The Conference Board of Canada says Ontario ‘s balanced budget came without the heavy spending restraint that was projected in previous budgets. The main contributor was higher than expected Corporate taxes. Low interest rates mean it’s costing less to service the province’s debt. Together, these changes have allowed the government to increase spending to the tune of $5.3 billion this fiscal year.
You can tell and election is on the way. Government spending will increase 4.8 percent this year but the forecast shows no spending increases will be possible in the next 2 or 3 years if the balanced budgets are to continue. This is because economic growth is forecast to slow over the medium term—which will constrain revenue growth. Moreover, interest rates are expected to start to rise again in 2018, and this will result in higher interest payments. Also there is some balance sheet magic. Federal Infrastructure money is being treated as income. But the assets they build will be amortized over a number of years.
The provincial net debt reached $302 billion in 2016–17. That is a 93 per cent increase since 2007–08, the last year that the province was in a surplus position.
Ontario’s economy grew at a solid average pace of 2.6 per cent over the last three years, making it the growth leader among Canadian provinces, but the Board says such growth is not expected to continue. Consumer spending has been the main driver of the economy in recent years, thanks to strong labour markets, rapidly appreciating home prices, and record-low interest rates. Meanwhile, interest rates are expected to begin to rise again in 2018. These trends will make it difficult for consumers to keep up their current pace of household spending growth.

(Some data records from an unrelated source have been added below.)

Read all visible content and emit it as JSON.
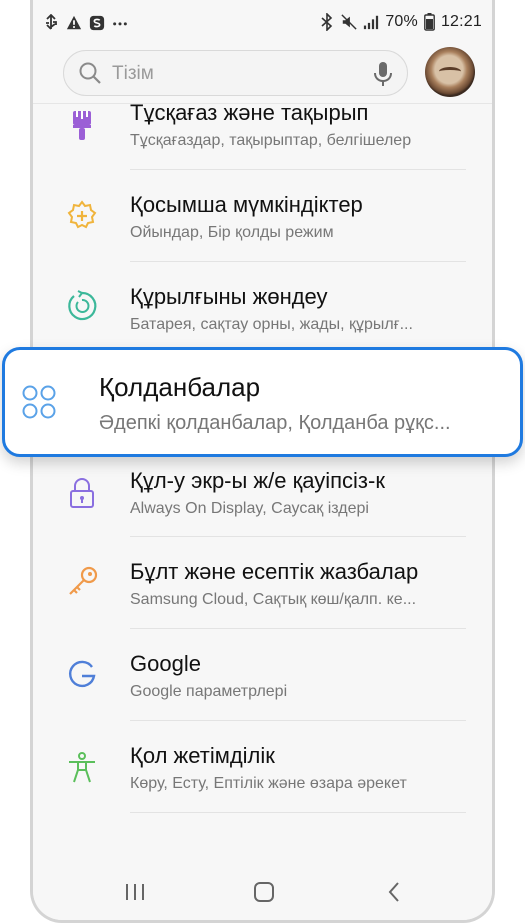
{
  "status_bar": {
    "left_icons": [
      "usb-icon",
      "warning-icon",
      "samsung-s-icon",
      "more-icon"
    ],
    "right_icons": [
      "bluetooth-icon",
      "mute-icon",
      "signal-icon"
    ],
    "battery_percent": "70%",
    "battery_icon": "battery-icon",
    "time": "12:21"
  },
  "search": {
    "placeholder": "Тізім",
    "icon": "search-icon",
    "mic_icon": "mic-icon"
  },
  "settings_items": [
    {
      "title": "Тұсқағаз және тақырып",
      "subtitle": "Тұсқағаздар, тақырыптар, белгішелер",
      "icon": "brush-icon",
      "color": "#9b5fd6"
    },
    {
      "title": "Қосымша мүмкіндіктер",
      "subtitle": "Ойындар, Бір қолды режим",
      "icon": "gear-plus-icon",
      "color": "#f0b43c"
    },
    {
      "title": "Құрылғыны жөндеу",
      "subtitle": "Батарея, сақтау орны, жады, құрылғ...",
      "icon": "device-care-icon",
      "color": "#3cb89a"
    },
    {
      "title": "Құл-у экр-ы ж/е қауіпсіз-к",
      "subtitle": "Always On Display, Саусақ іздері",
      "icon": "lock-icon",
      "color": "#8a6fe0"
    },
    {
      "title": "Бұлт және есептік жазбалар",
      "subtitle": "Samsung Cloud, Сақтық көш/қалп. ке...",
      "icon": "key-icon",
      "color": "#f09a4a"
    },
    {
      "title": "Google",
      "subtitle": "Google параметрлері",
      "icon": "google-g-icon",
      "color": "#4f7fd8"
    },
    {
      "title": "Қол жетімділік",
      "subtitle": "Көру, Есту, Ептілік және өзара әрекет",
      "icon": "accessibility-icon",
      "color": "#5bbf5b"
    }
  ],
  "highlight": {
    "title": "Қолданбалар",
    "subtitle": "Әдепкі қолданбалар, Қолданба рұқс...",
    "icon": "apps-icon",
    "accent": "#1f7ae0",
    "icon_color": "#5aa2e8"
  },
  "nav": {
    "buttons": [
      "recents-icon",
      "home-icon",
      "back-icon"
    ]
  }
}
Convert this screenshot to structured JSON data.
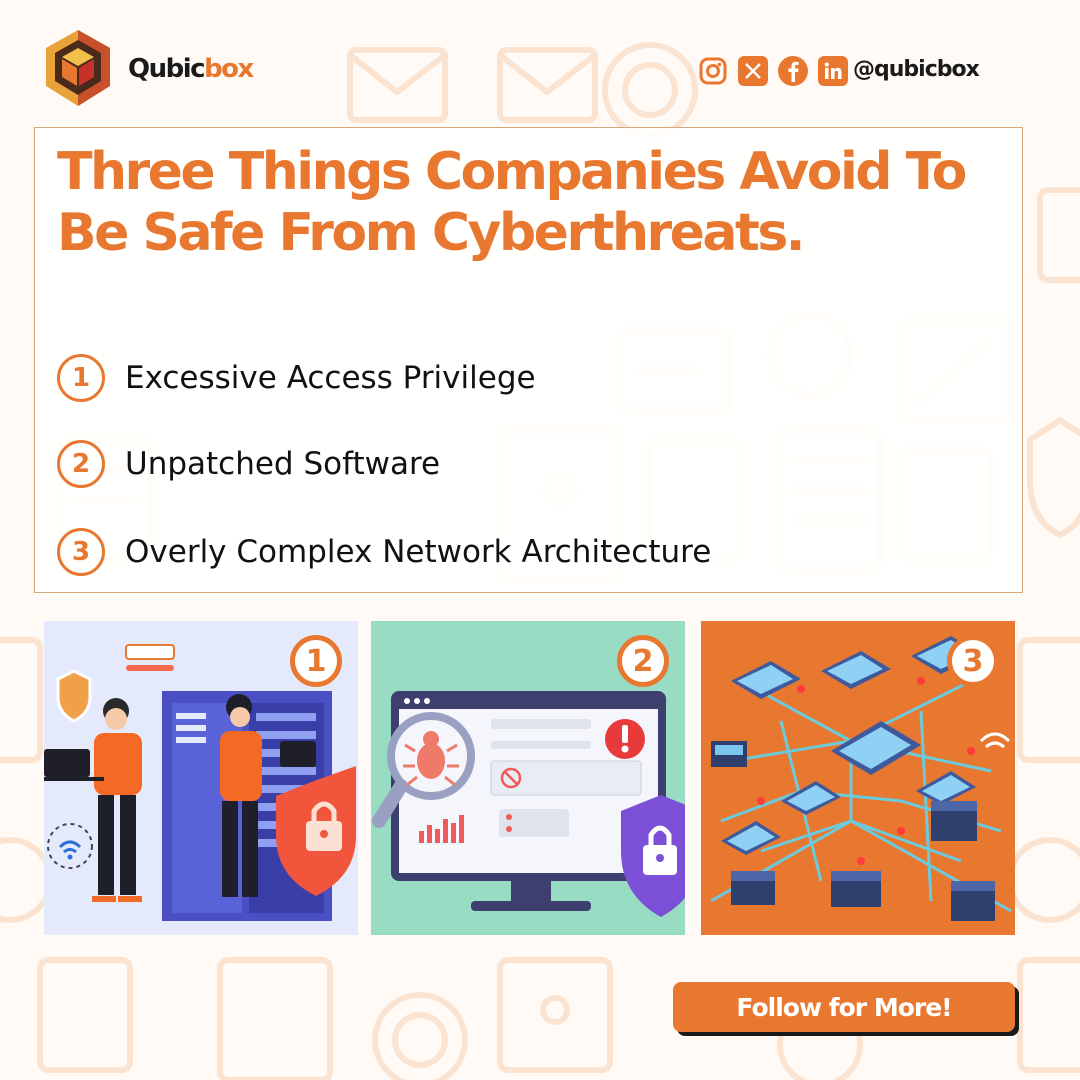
{
  "brand": {
    "name_main": "Qubic",
    "name_accent": "box",
    "handle": "@qubicbox",
    "social_icons": [
      "instagram-icon",
      "x-icon",
      "facebook-icon",
      "linkedin-icon"
    ],
    "colors": {
      "accent": "#e8782f",
      "dark": "#1a1a1a",
      "border": "#d9a77e"
    }
  },
  "headline": "Three Things Companies Avoid To Be Safe From Cyberthreats.",
  "items": [
    {
      "number": "1",
      "label": "Excessive Access Privilege"
    },
    {
      "number": "2",
      "label": "Unpatched Software"
    },
    {
      "number": "3",
      "label": "Overly Complex Network Architecture"
    }
  ],
  "panels": [
    {
      "number": "1",
      "background": "#e4eafc"
    },
    {
      "number": "2",
      "background": "#99dcc4"
    },
    {
      "number": "3",
      "background": "#e8782f"
    }
  ],
  "cta": {
    "label": "Follow for More!"
  }
}
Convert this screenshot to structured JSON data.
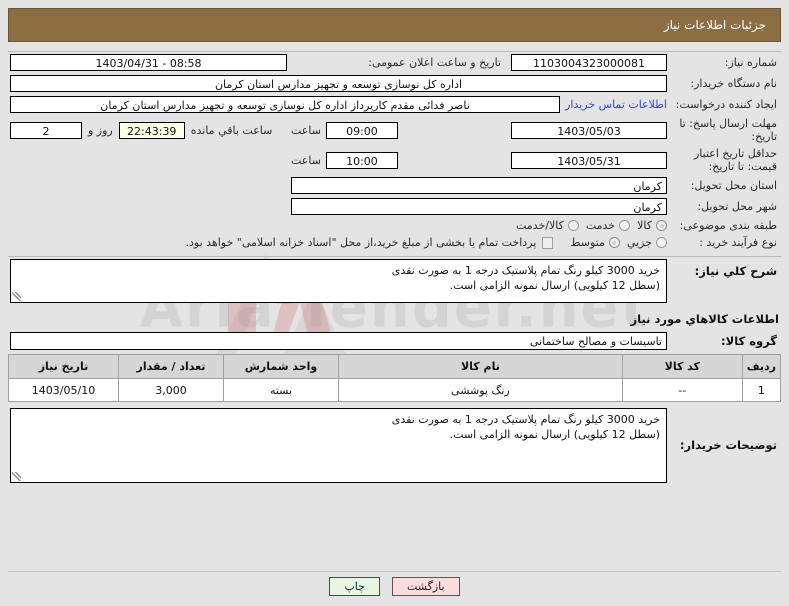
{
  "header": {
    "title": "جزئیات اطلاعات نیاز"
  },
  "watermark": {
    "text": "Aria Tender.net"
  },
  "form": {
    "need_number_label": "شماره نیاز:",
    "need_number_value": "1103004323000081",
    "announce_datetime_label": "تاریخ و ساعت اعلان عمومی:",
    "announce_datetime_value": "08:58 - 1403/04/31",
    "buyer_org_label": "نام دستگاه خریدار:",
    "buyer_org_value": "اداره کل نوسازی  توسعه و تجهیز مدارس استان کرمان",
    "requester_label": "ایجاد کننده درخواست:",
    "requester_value": "ناصر فدائی مقدم کارپرداز اداره کل نوسازی  توسعه و تجهیز مدارس استان کرمان",
    "contact_link": "اطلاعات تماس خریدار",
    "reply_deadline_label": "مهلت ارسال پاسخ: تا تاریخ:",
    "reply_deadline_date": "1403/05/03",
    "hour_label": "ساعت",
    "reply_deadline_time": "09:00",
    "remaining_days": "2",
    "remaining_days_label": "روز و",
    "remaining_time": "22:43:39",
    "remaining_suffix_label": "ساعت باقي مانده",
    "price_validity_label": "حداقل تاریخ اعتبار قیمت: تا تاریخ:",
    "price_validity_date": "1403/05/31",
    "price_validity_time": "10:00",
    "delivery_province_label": "استان محل تحویل:",
    "delivery_province_value": "کرمان",
    "delivery_city_label": "شهر محل تحویل:",
    "delivery_city_value": "کرمان",
    "category_label": "طبقه بندی موضوعی:",
    "category_options": [
      {
        "label": "کالا",
        "selected": true
      },
      {
        "label": "خدمت",
        "selected": false
      },
      {
        "label": "کالا/خدمت",
        "selected": false
      }
    ],
    "process_type_label": "نوع فرآیند خرید :",
    "process_options": [
      {
        "label": "جزیي",
        "selected": false
      },
      {
        "label": "متوسط",
        "selected": true
      }
    ],
    "treasury_checkbox_text": "پرداخت تمام یا بخشی از مبلغ خرید،از محل \"اسناد خزانه اسلامی\" خواهد بود.",
    "treasury_checked": false
  },
  "summary": {
    "label": "شرح کلي نیاز:",
    "text": "خرید 3000 کیلو رنگ تمام پلاستیک درجه 1 به صورت نقدی\n(سطل 12 کیلویی) ارسال نمونه الزامی است."
  },
  "goods_section": {
    "title": "اطلاعات کالاهاي مورد نیاز",
    "group_label": "گروه کالا:",
    "group_value": "تاسیسات و مصالح ساختمانی"
  },
  "items_table": {
    "columns": [
      "ردیف",
      "کد کالا",
      "نام کالا",
      "واحد شمارش",
      "تعداد / مقدار",
      "تاریخ نیاز"
    ],
    "rows": [
      {
        "row": "1",
        "code": "--",
        "name": "رنگ پوششی",
        "unit": "بسته",
        "quantity": "3,000",
        "need_date": "1403/05/10"
      }
    ]
  },
  "buyer_notes": {
    "label": "توضیحات خریدار:",
    "text": "خرید 3000 کیلو رنگ تمام پلاستیک درجه 1 به صورت نقدی\n(سطل 12 کیلویی) ارسال نمونه الزامی است."
  },
  "footer": {
    "back_label": "بازگشت",
    "print_label": "چاپ"
  }
}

With a windfall in revenues, the province was able to announce some new spending measures, especially for health care and education.

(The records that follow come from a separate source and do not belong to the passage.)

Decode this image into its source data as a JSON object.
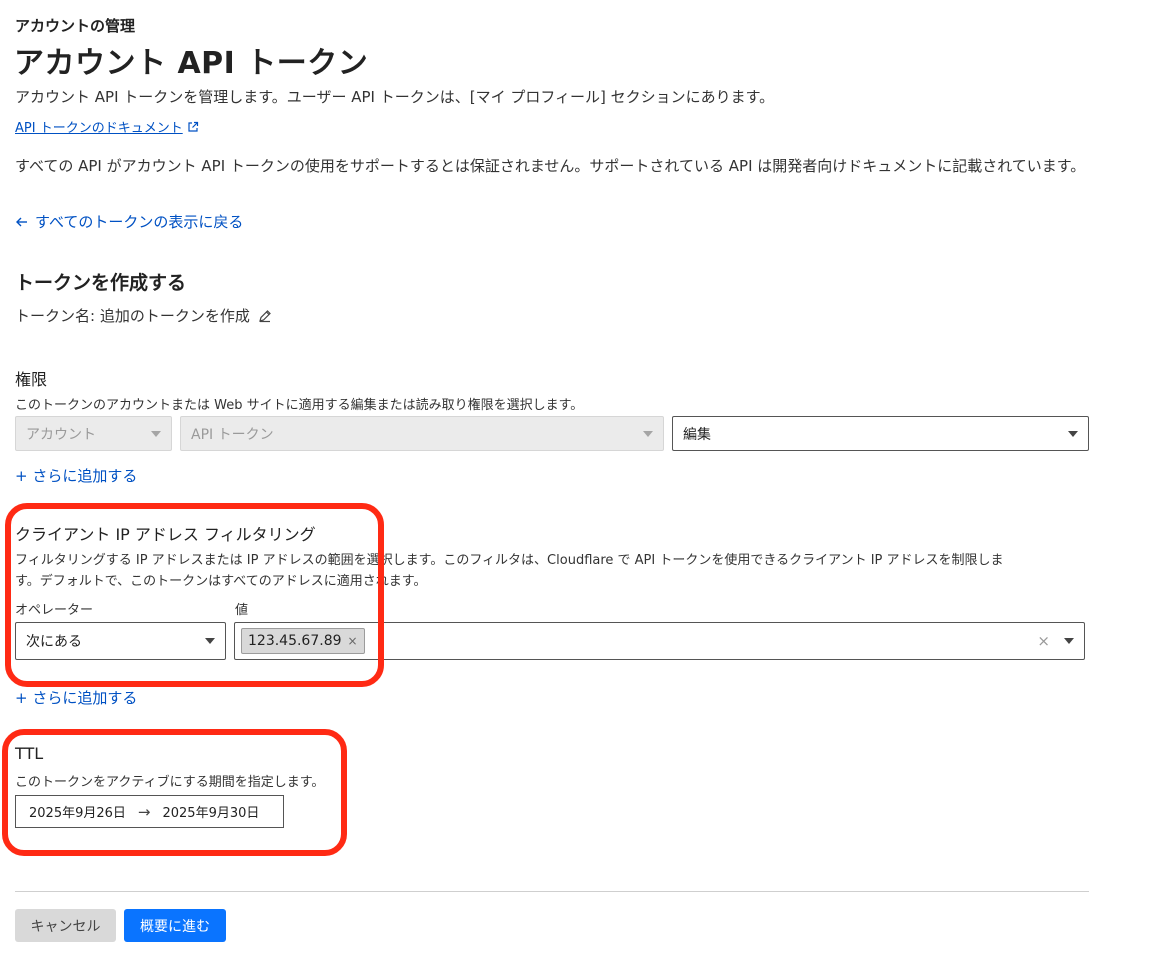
{
  "header": {
    "breadcrumb": "アカウントの管理",
    "title": "アカウント API トークン",
    "subtitle": "アカウント API トークンを管理します。ユーザー API トークンは、[マイ プロフィール] セクションにあります。",
    "doc_link": "API トークンのドキュメント",
    "notice": "すべての API がアカウント API トークンの使用をサポートするとは保証されません。サポートされている API は開発者向けドキュメントに記載されています。",
    "back_link": "すべてのトークンの表示に戻る"
  },
  "create": {
    "title": "トークンを作成する",
    "token_name": "トークン名: 追加のトークンを作成"
  },
  "permissions": {
    "label": "権限",
    "description": "このトークンのアカウントまたは Web サイトに適用する編集または読み取り権限を選択します。",
    "scope_select": "アカウント",
    "resource_select": "API トークン",
    "access_select": "編集",
    "add_more": "+ さらに追加する"
  },
  "ip_filter": {
    "label": "クライアント IP アドレス フィルタリング",
    "description_line1": "フィルタリングする IP アドレスまたは IP アドレスの範囲を選択します。このフィルタは、Cloudflare で API トークンを使用できるクライアント IP アドレスを制限しま",
    "description_line2": "す。デフォルトで、このトークンはすべてのアドレスに適用されます。",
    "operator_label": "オペレーター",
    "value_label": "値",
    "operator_value": "次にある",
    "value_chip": "123.45.67.89",
    "add_more": "+ さらに追加する"
  },
  "ttl": {
    "label": "TTL",
    "description": "このトークンをアクティブにする期間を指定します。",
    "start_date": "2025年9月26日",
    "end_date": "2025年9月30日"
  },
  "footer": {
    "cancel": "キャンセル",
    "next": "概要に進む"
  },
  "colors": {
    "link": "#0051c3",
    "primary_button": "#0a74ff",
    "highlight": "#ff2a14"
  }
}
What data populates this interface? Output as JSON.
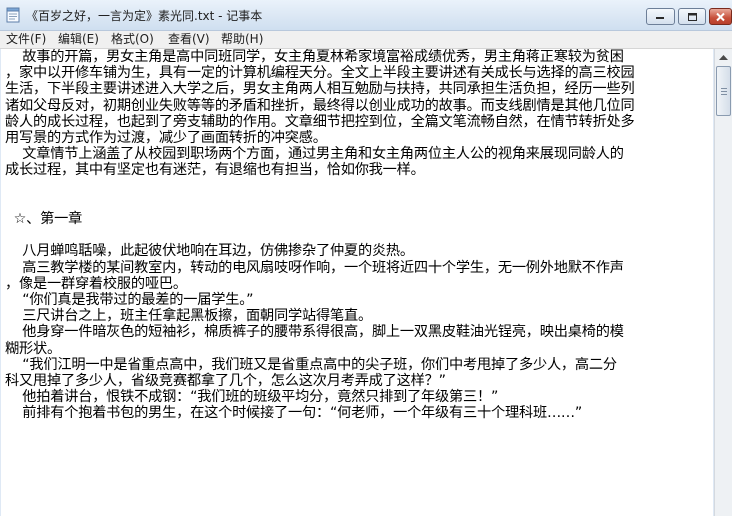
{
  "window": {
    "title": "《百岁之好，一言为定》素光同.txt - 记事本"
  },
  "menu": {
    "file": "文件(F)",
    "edit": "编辑(E)",
    "format": "格式(O)",
    "view": "查看(V)",
    "help": "帮助(H)"
  },
  "document": {
    "lines": [
      "    故事的开篇，男女主角是高中同班同学，女主角夏林希家境富裕成绩优秀，男主角蒋正寒较为贫困",
      "，家中以开修车铺为生，具有一定的计算机编程天分。全文上半段主要讲述有关成长与选择的高三校园",
      "生活，下半段主要讲述进入大学之后，男女主角两人相互勉励与扶持，共同承担生活负担，经历一些列",
      "诸如父母反对，初期创业失败等等的矛盾和挫折，最终得以创业成功的故事。而支线剧情是其他几位同",
      "龄人的成长过程，也起到了旁支辅助的作用。文章细节把控到位，全篇文笔流畅自然，在情节转折处多",
      "用写景的方式作为过渡，减少了画面转折的冲突感。",
      "    文章情节上涵盖了从校园到职场两个方面，通过男主角和女主角两位主人公的视角来展现同龄人的",
      "成长过程，其中有坚定也有迷茫，有退缩也有担当，恰如你我一样。",
      "",
      "",
      "  ☆、第一章",
      "",
      "    八月蝉鸣聒噪，此起彼伏地响在耳边，仿佛掺杂了仲夏的炎热。",
      "    高三教学楼的某间教室内，转动的电风扇吱呀作响，一个班将近四十个学生，无一例外地默不作声",
      "，像是一群穿着校服的哑巴。",
      "    “你们真是我带过的最差的一届学生。”",
      "    三尺讲台之上，班主任拿起黑板擦，面朝同学站得笔直。",
      "    他身穿一件暗灰色的短袖衫，棉质裤子的腰带系得很高，脚上一双黑皮鞋油光锃亮，映出桌椅的模",
      "糊形状。",
      "    “我们江明一中是省重点高中，我们班又是省重点高中的尖子班，你们中考甩掉了多少人，高二分",
      "科又甩掉了多少人，省级竞赛都拿了几个，怎么这次月考弄成了这样？”",
      "    他拍着讲台，恨铁不成钢：“我们班的班级平均分，竟然只排到了年级第三！”",
      "    前排有个抱着书包的男生，在这个时候接了一句：“何老师，一个年级有三十个理科班……”"
    ]
  },
  "icons": {
    "app": "notepad-icon",
    "minimize": "minimize-icon",
    "maximize": "maximize-icon",
    "close": "close-icon",
    "scroll_up": "chevron-up-icon"
  }
}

Health care received a boost in the form of a free prescription drug program that covers every Ontarian under the age of 25. The program takes effect next January. Additionally, the province is attempting to shorten wait times by increasing the number of MRIs, as well as by providing more cataract and hip/knee replacement surgeries. The government also increased funding for hospitals after years of budget freezes.

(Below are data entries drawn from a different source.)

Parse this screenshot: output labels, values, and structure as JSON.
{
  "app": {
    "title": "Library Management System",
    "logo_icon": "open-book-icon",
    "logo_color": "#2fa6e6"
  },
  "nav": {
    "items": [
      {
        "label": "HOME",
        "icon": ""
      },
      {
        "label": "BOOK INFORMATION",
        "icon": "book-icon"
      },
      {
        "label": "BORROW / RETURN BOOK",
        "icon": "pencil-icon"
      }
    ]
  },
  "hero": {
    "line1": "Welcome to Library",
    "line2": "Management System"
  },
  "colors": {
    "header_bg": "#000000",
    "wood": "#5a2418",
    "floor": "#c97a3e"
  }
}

Education will receive a boost over the next three years. The government increased funding for childcare. There was also additional funding for the Ontario Student Assistance Program (OSAP) that will increase the number of OSAP recipients and lift the minimum annual salary (from $25,000 to $35,000) that people need to earn before they must begin repaying their OSAP debt. Other measures include funding for career training and expanded skills training for adult learners.